If you’re interested about attending a thinkAbout, click on over to the official site: Strategic Horizons and read more about the events. The event is not open to the public, but I have a few alumni contacts that would be willing to share their membership with you.

See more Graphicnotes from thinkAbout 2013

thinkAbout 2013

Have you ever wanted to attend a conference where everyone is totally engaged in the content, speakers and activities, well if so, than you just missed the greatest conference of experiential development. A large group converged on to Washington D.C. for the annual event called thinkAbout. A conference unlike anything you have ever attended or experienced before. Two days of mind-filling information, exercises and adventures focused on helping business owners transform their businesses from service providers to experiences.

Created by the authors of “The Experience Economy; Work is Theater & Every Business a Stage”, B. Joseph Pine II & James H. Gilmore, thinkAbout is that and much more. Below are a few visual translations that are samples from the event. Too much to record in, so little time.

thinkAbout 2013 A webthinkAbout 2013 Cv2 webthinkAbout 2013 B web

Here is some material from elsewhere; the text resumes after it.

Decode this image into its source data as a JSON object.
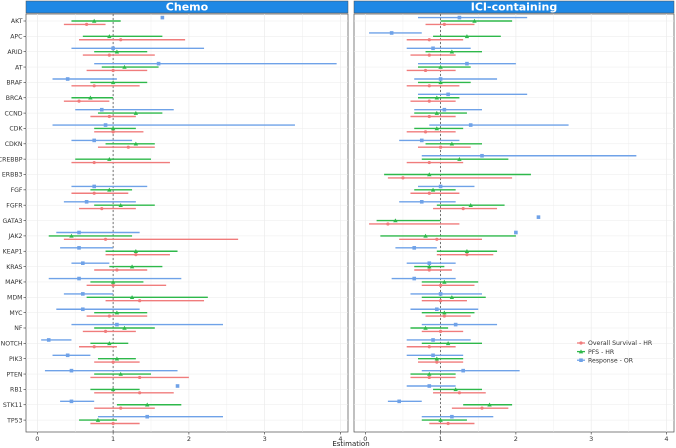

Definitely a conference that follows what it preaches. You may have missed this year’s, but I recommend you definitely begin planning for next year’s thinkAbout and experience what a conference could be and should be, an EXPERIENCE!

If you’re interested in attending and have not attended an event before, alumni’s offer to share their chits to attend, because thinkAbout is a closed event and only available to those have the desire to transform their business.

Contact Joe Pine or Jim Gilmore at StrategicHorizons for information on next year’s gathering. Do it today, don’t wait, then read the book so you can jump right in on the activities, conversations and exercises around the concepts shared inside.

When you do call, tell them Kevin Dulle sent you.

P.S. For all attendees of thinkAbout, I have printed copies of high-resolution version available by request. You have my email and phone number so reach out if you like copies.